We will soon start cooperating with a distribution partner who delivers news to more than 300 portals. Since we are dealing with news, these portals will also use our content. We expect to generate over 130.000 users per clip. In Germany the cpm is between €20 and €40 to split with the distribution company or the portal. Between 30% and 50% of the revenue comes back to the producer.
Do you work with YouTube?
Yes, we are generating 85% of our users on YouTube. The revenues are quite modest: around €1,000 to €3,000 Euros a month. YouTube pays pay per click (cpc) model, and you have to become a partner of YouTube. This is possible when you have all the rights of the show.
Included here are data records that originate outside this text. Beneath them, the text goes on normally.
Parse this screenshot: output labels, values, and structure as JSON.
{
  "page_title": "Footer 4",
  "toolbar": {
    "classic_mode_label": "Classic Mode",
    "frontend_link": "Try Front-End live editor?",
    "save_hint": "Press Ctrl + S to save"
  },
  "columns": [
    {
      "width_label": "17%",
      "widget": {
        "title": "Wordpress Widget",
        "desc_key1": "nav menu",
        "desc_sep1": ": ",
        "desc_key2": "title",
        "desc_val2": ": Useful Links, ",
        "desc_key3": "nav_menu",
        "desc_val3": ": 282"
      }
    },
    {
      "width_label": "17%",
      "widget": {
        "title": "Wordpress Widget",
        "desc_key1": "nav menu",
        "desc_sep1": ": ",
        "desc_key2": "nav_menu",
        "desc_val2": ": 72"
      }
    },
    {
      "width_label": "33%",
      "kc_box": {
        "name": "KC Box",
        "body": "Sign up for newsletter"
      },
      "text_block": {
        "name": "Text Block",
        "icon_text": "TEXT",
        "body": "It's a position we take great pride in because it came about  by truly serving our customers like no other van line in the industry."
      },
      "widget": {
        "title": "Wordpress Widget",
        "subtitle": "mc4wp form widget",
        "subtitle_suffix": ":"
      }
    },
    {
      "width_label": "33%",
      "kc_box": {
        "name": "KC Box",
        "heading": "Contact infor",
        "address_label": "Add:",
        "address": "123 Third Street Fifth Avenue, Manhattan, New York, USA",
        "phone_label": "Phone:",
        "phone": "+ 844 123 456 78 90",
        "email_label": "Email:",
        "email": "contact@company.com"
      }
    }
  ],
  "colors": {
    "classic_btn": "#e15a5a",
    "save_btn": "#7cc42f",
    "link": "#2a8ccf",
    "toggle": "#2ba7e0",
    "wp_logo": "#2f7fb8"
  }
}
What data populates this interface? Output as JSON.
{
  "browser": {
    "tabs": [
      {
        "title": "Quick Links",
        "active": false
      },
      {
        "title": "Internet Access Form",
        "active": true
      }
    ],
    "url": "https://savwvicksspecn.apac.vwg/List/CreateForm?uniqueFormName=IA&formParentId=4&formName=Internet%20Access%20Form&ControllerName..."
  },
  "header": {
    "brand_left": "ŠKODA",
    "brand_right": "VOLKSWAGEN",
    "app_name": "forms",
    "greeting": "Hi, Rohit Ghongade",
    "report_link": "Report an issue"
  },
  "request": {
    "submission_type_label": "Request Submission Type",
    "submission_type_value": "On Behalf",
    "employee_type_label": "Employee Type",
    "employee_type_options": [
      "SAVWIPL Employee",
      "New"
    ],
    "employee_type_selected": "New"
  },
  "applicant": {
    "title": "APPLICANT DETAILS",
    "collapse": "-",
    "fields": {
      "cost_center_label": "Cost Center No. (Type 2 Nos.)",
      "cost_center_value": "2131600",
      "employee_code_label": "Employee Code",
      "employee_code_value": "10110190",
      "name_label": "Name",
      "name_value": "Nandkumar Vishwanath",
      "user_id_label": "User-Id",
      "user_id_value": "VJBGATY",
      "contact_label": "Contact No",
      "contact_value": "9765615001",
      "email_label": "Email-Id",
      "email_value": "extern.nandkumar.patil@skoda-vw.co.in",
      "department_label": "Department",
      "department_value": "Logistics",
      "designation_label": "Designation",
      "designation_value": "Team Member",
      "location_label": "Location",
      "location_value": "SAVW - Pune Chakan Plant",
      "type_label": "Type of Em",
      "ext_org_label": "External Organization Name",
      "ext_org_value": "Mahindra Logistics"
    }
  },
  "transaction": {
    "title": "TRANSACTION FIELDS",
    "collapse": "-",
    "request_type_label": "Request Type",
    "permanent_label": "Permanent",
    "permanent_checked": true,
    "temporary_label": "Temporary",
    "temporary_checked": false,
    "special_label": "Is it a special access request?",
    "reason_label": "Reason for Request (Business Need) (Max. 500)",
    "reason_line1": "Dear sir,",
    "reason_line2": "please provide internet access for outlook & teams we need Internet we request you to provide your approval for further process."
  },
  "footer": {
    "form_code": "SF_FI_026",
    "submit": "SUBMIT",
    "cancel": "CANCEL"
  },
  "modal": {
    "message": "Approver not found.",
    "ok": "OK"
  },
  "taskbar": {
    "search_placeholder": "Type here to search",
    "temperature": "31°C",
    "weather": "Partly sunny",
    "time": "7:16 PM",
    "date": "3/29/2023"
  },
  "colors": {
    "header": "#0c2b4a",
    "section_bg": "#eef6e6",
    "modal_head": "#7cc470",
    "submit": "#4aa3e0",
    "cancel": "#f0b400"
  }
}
Being a professional company it is possible do become partners just with a contract. You get paid when people are watching your film (from the beginning to the end) and when they click on the advertisement; we get 50% of the revenues, the money comes from a click. If this was translated in a pre-roll model (pay per impression model) it would correspond to about €13,000 – €20,000.
This model will change. YouTube started testing in the US how to put pre-rolls ads in front of the videos, and we must see if it possible in Europe. The problem is that having a pre-roll before the video means also having a 50% drop down of people watching your content…
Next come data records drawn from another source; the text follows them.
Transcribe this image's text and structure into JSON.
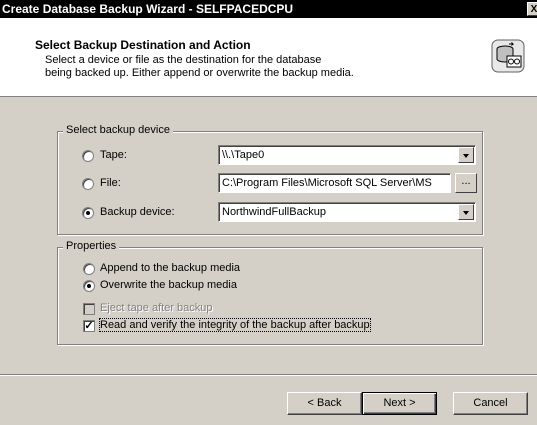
{
  "window": {
    "title": "Create Database Backup Wizard - SELFPACEDCPU",
    "close_glyph": "X"
  },
  "header": {
    "title": "Select Backup Destination and Action",
    "description_line1": "Select a device or file as the destination for the database",
    "description_line2": "being backed up. Either append or overwrite the backup media."
  },
  "device_group": {
    "legend": "Select backup device",
    "options": [
      {
        "label": "Tape:",
        "value": "\\\\.\\Tape0",
        "selected": false
      },
      {
        "label": "File:",
        "value": "C:\\Program Files\\Microsoft SQL Server\\MS",
        "selected": false
      },
      {
        "label": "Backup device:",
        "value": "NorthwindFullBackup",
        "selected": true
      }
    ],
    "browse_label": "..."
  },
  "properties_group": {
    "legend": "Properties",
    "append_label": "Append to the backup media",
    "overwrite_label": "Overwrite the backup media",
    "eject_label": "Eject tape after backup",
    "verify_label": "Read and verify the integrity of the backup after backup",
    "verify_checkmark": "✓"
  },
  "buttons": {
    "back": "< Back",
    "next": "Next >",
    "cancel": "Cancel"
  }
}
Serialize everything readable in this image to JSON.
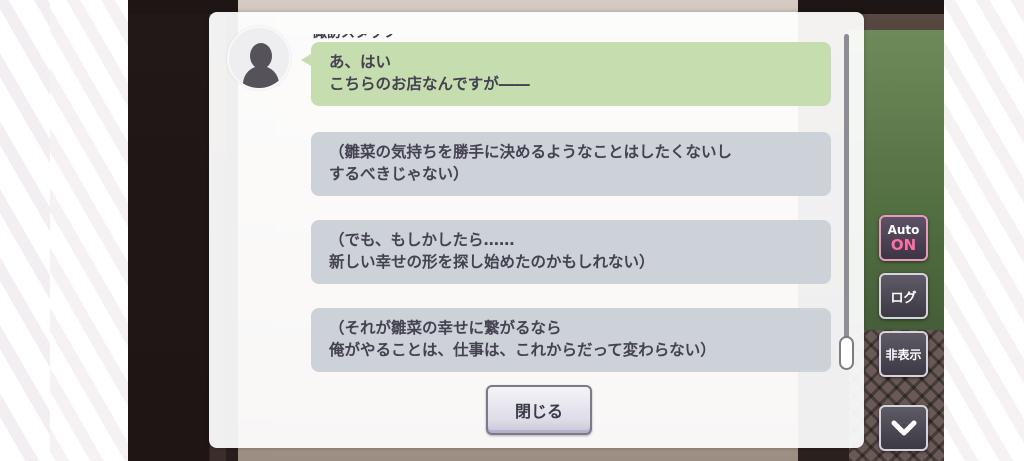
{
  "speaker": {
    "name": "諏訪スタッフ"
  },
  "dialogue_entries": [
    {
      "type": "dialogue",
      "text": "あ、はい\nこちらのお店なんですが――"
    },
    {
      "type": "monologue",
      "text": "（雛菜の気持ちを勝手に決めるようなことはしたくないし\nするべきじゃない）"
    },
    {
      "type": "monologue",
      "text": "（でも、もしかしたら……\n新しい幸せの形を探し始めたのかもしれない）"
    },
    {
      "type": "monologue",
      "text": "（それが雛菜の幸せに繋がるなら\n俺がやることは、仕事は、これからだって変わらない）"
    }
  ],
  "buttons": {
    "close_label": "閉じる"
  },
  "controls": {
    "auto_label": "Auto",
    "auto_state": "ON",
    "log_label": "ログ",
    "hide_label": "非表示",
    "down_icon": "chevron-down-icon"
  },
  "colors": {
    "dialogue_bubble": "#c6ddb0",
    "monologue_bubble": "#cdd1d8",
    "auto_on_accent": "#ff6fa6"
  }
}
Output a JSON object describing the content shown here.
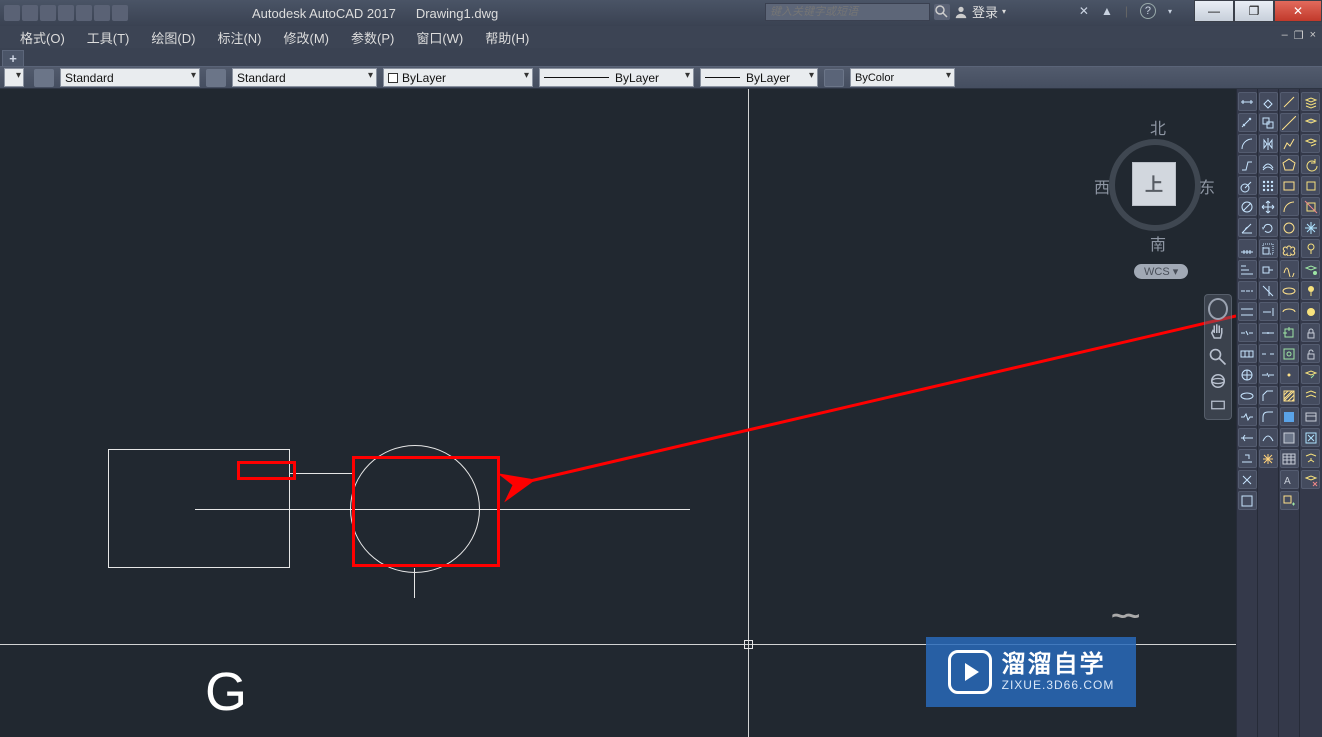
{
  "title": {
    "app": "Autodesk AutoCAD 2017",
    "doc": "Drawing1.dwg"
  },
  "search": {
    "placeholder": "键入关键字或短语"
  },
  "signin": {
    "label": "登录"
  },
  "menu": {
    "format": "格式(O)",
    "tools": "工具(T)",
    "draw": "绘图(D)",
    "dimension": "标注(N)",
    "modify": "修改(M)",
    "parametric": "参数(P)",
    "window": "窗口(W)",
    "help": "帮助(H)"
  },
  "plus_tab": "+",
  "props": {
    "textstyle": "Standard",
    "dimstyle": "Standard",
    "color": "ByLayer",
    "linetype": "ByLayer",
    "lineweight": "ByLayer",
    "plotstyle": "ByColor"
  },
  "viewcube": {
    "top": "上",
    "n": "北",
    "s": "南",
    "e": "东",
    "w": "西",
    "wcs": "WCS"
  },
  "canvas_text": {
    "g": "G"
  },
  "watermark": {
    "cn": "溜溜自学",
    "en": "ZIXUE.3D66.COM"
  },
  "win_controls": {
    "min": "—",
    "max": "❐",
    "close": "✕"
  },
  "doc_controls": {
    "min": "–",
    "max": "❐",
    "close": "×"
  }
}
The strategy is then to have the content on as many portals as possible?
Yes, your clip must be seen everywhere. Of course we have our own home page, so we can deliver our content anywhere.
How can a producer build a brand on the Internet?
In the web you must have a lot of traffic. The brand is not defined as an artistic idea, but it's about reaching viewers. 60% of the our traffic is coming from the embedded code outside YouTube. The advertisement goes on all these other pages, making money also on these private destinations. We also get revenues from a licence for content on TV, where the televisions pay us for watching a film.
You can have a media plan based on the events: in 2008 we sold mobile licences for €40,000 for 15 clips. But today in Germany you can not make any more money on mobile. There was a boom in 2007-2008, is not the same today; we do not focus on it anymore.
It is important to focus on blogging. We write every day and talk to the community; people feel that your site is alive, but keeping it simple.
How did you structured your site?
We have an IT programmer responsible for the details of the site. For the structure we follow those of the many video sites with a main clip and a media centre. There is space for users' generated content. For this content we have all sorts of voting, ranking and bookmark tools, so they can easily link the site to other sites or friends.
When we develop the title and text for the clip, we have to keep in mind to use the right search words; since we have been working for the World Champion Cup 2010, it appears on the top 10 voices of Google.
Do you have other revenues beside ads from Internet?
Regarding the licensing model, we produced DVDs and we have content on the iTunes store. We sold in Germany 30,000 DVDs, getting a minimum guarantee from the distributor of about €20,000, while from iTunes we made €2,000 in 8 weeks.
To conclude, it is important that people watch you content; you must get as many viewers as possible to monetise your clips, investing a lot in distribution; it is good to have your own website but you must also deliver it also to other websites.
How much are the cost to produce a clip?
The costs to produce an easy made clips will be around €7,000 euro. A start investment of €10,000 must be made for the live shots of the players that will be used various times in the story.
How much did you pay for the blog?
The cost for the blog is around €100 a month, not including the people writing on it. There is in fact one person working on it half a day. For the hosting we cooperate with a video platform supporting the streaming costs, that could reach around €3,000 a month, and with whom we share the revenues. The return on investment is hard; at the moment we are close to the break even and we earn around €10,000 a month.
¿Te ha gustado este artículo? Suscríbete a nuestra newsletter y recibe más artículos como este directamente en tu email.